Do you drink your coffee black while others stir in spoonful after spoonful of cream and sugar? Do you prefer the bite of dark chocolate to that of milk chocolate? If so, you may be among the 25 percent of the population whose taste buds are not especially sensitive to the bitter compounds found in these foods. Another 25 percent is at the other extreme: Highly sensitive to bitterness, this group is likely to wince at the taste of an undressed salad. The rest of us fall somewhere in between.
"People don't live in the same taste worlds," explains Valerie Duffy, PhD, RD, associate professor of dietetics at the University of Connecticut. "We vary in our ability to taste bitterness, which in turn translates into differences in our perception of the flavor components of food and what we like to eat."

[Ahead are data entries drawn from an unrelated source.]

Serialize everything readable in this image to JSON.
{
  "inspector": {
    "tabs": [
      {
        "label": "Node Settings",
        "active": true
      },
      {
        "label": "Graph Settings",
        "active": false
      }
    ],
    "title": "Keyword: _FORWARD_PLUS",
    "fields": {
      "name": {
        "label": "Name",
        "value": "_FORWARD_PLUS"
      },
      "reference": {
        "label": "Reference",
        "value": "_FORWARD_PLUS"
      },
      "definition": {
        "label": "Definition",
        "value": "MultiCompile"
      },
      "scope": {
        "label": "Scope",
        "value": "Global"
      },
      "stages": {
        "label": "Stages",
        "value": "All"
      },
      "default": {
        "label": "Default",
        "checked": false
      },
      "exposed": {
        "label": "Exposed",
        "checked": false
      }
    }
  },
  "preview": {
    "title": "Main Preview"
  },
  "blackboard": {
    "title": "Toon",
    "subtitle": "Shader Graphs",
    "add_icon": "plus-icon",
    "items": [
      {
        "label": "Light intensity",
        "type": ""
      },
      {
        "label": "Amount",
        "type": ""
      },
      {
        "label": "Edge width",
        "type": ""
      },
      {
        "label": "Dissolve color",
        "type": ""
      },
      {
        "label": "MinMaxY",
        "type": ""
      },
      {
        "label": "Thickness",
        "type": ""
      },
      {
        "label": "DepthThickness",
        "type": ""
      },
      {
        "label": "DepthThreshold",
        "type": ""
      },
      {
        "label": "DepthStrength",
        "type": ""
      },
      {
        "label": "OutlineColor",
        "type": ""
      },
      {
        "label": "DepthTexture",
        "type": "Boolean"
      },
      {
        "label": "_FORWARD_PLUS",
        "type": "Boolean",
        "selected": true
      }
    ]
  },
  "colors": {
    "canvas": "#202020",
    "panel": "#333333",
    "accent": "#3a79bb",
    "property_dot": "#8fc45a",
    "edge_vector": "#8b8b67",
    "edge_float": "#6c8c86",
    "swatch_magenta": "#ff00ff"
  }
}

Bitter foods range from coffee to grapefruit and certain whole grains, but vegetables are the biggest culprit for many people. If you can't detect the subtle hints of sweetness in a stalk of asparagus and you have to force yourself to consume broccoli and cabbage, don't despair. There are ways to minimize the bitter taste of so many vegetables.
Cooking & seasoning
"Cooking is an important tool in altering taste," explains Duffy. Boiling leafy greens such as kale and collards in water for 10 minutes and then sautéing them in oil with garlic greatly improves their palatability. In addition, adding salty, sweet or sour flavorings helps block bitterness, so try a little salt or a squeeze of lemon. Other good toppings for bitter veggies include soy sauce, mild-flavored vinegar or honey. Another strategy that Duffy recommends is roasting vegetables or caramelizing them, which can produce delicious results as long as they're not overcooked (this tends to intensify their less pleasing flavors). Stop before they turn black.
Never say never
Some good news for vegetable haters is that people tend to become less finicky about bitter flavor as they get older. "Unfortunately, many people think they don't like vegetables because when they first tried them, their taste buds weren't fully developed," says Duffy. So if you have avoided your greens since childhood, give them another try — you might be surprised to find a new favorite food.
These are some of our favorite recipes for healthy, great-tasting greens.